**Prompt**
Start to finish, repeat the records exactly.

*** Given records Section Begins ***

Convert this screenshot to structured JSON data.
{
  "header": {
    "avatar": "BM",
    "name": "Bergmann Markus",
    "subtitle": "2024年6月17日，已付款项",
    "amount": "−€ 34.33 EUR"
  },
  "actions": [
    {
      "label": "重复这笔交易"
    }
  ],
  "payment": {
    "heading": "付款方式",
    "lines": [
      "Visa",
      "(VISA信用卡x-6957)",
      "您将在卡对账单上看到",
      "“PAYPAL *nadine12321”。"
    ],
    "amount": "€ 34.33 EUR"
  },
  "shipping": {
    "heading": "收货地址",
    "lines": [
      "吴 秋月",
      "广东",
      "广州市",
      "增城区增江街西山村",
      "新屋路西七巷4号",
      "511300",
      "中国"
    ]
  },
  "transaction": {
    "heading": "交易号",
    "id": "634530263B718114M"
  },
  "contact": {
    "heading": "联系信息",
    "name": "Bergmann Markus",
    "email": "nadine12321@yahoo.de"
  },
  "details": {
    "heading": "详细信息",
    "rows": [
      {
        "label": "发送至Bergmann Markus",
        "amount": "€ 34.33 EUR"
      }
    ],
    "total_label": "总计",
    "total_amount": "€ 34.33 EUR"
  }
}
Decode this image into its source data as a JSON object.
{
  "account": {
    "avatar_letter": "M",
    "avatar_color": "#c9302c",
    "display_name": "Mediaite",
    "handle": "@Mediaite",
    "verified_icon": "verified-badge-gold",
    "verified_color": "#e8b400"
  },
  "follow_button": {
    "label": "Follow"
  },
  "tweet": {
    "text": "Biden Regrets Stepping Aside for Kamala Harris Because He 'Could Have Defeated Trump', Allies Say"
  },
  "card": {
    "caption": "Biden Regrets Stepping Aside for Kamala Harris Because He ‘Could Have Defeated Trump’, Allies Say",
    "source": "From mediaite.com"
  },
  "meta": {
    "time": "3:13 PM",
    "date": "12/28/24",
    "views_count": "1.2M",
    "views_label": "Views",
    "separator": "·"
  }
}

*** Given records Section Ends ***

**Exercise result**
Convert this screenshot to structured JSON data.
{
  "header": {
    "avatar": "BM",
    "name": "Bergmann Markus",
    "subtitle": "2024年6月17日，已付款项",
    "amount": "−€ 34.33 EUR"
  },
  "actions": [
    {
      "label": "重复这笔交易"
    }
  ],
  "payment": {
    "heading": "付款方式",
    "lines": [
      "Visa",
      "(VISA信用卡x-6957)",
      "您将在卡对账单上看到",
      "“PAYPAL *nadine12321”。"
    ],
    "amount": "€ 34.33 EUR"
  },
  "shipping": {
    "heading": "收货地址",
    "lines": [
      "吴 秋月",
      "广东",
      "广州市",
      "增城区增江街西山村",
      "新屋路西七巷4号",
      "511300",
      "中国"
    ]
  },
  "transaction": {
    "heading": "交易号",
    "id": "634530263B718114M"
  },
  "contact": {
    "heading": "联系信息",
    "name": "Bergmann Markus",
    "email": "nadine12321@yahoo.de"
  },
  "details": {
    "heading": "详细信息",
    "rows": [
      {
        "label": "发送至Bergmann Markus",
        "amount": "€ 34.33 EUR"
      }
    ],
    "total_label": "总计",
    "total_amount": "€ 34.33 EUR"
  }
}
Decode this image into its source data as a JSON object.
{
  "account": {
    "avatar_letter": "M",
    "avatar_color": "#c9302c",
    "display_name": "Mediaite",
    "handle": "@Mediaite",
    "verified_icon": "verified-badge-gold",
    "verified_color": "#e8b400"
  },
  "follow_button": {
    "label": "Follow"
  },
  "tweet": {
    "text": "Biden Regrets Stepping Aside for Kamala Harris Because He 'Could Have Defeated Trump', Allies Say"
  },
  "card": {
    "caption": "Biden Regrets Stepping Aside for Kamala Harris Because He ‘Could Have Defeated Trump’, Allies Say",
    "source": "From mediaite.com"
  },
  "meta": {
    "time": "3:13 PM",
    "date": "12/28/24",
    "views_count": "1.2M",
    "views_label": "Views",
    "separator": "·"
  }
}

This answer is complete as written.